Information given Block Start
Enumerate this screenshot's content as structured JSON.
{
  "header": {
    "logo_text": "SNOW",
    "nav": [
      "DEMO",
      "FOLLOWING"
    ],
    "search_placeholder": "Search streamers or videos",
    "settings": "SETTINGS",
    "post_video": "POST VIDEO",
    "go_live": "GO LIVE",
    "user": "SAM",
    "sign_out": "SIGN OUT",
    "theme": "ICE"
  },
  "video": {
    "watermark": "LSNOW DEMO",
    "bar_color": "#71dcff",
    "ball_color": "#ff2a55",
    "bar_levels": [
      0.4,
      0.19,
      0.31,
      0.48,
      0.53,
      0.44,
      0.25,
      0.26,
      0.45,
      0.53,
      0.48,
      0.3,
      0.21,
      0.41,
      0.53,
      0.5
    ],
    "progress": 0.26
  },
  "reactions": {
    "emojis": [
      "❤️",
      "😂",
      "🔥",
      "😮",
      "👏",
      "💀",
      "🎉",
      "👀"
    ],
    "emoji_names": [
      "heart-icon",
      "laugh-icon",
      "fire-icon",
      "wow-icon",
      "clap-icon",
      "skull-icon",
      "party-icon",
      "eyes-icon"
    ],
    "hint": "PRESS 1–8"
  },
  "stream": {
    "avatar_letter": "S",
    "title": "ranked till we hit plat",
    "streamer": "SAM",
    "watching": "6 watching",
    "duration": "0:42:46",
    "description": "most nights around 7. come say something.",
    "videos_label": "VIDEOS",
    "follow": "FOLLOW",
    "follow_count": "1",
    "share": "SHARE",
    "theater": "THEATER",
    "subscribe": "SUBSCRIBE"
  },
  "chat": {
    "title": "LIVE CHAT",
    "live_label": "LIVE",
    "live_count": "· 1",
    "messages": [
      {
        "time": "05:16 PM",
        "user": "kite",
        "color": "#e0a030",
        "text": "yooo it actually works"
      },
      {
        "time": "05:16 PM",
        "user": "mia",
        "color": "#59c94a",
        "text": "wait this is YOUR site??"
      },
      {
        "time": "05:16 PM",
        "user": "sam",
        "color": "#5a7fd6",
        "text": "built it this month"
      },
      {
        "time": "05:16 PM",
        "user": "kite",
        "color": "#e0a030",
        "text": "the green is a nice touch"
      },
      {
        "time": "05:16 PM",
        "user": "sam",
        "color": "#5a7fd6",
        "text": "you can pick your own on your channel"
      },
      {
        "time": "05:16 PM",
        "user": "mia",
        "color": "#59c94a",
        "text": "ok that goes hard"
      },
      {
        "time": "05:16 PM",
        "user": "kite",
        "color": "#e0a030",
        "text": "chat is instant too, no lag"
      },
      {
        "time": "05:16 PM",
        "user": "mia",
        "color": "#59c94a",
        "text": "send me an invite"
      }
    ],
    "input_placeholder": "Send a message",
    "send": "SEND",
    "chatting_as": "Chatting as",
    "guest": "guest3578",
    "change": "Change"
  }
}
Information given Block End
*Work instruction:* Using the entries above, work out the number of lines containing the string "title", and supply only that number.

*Solution to this problem:* 2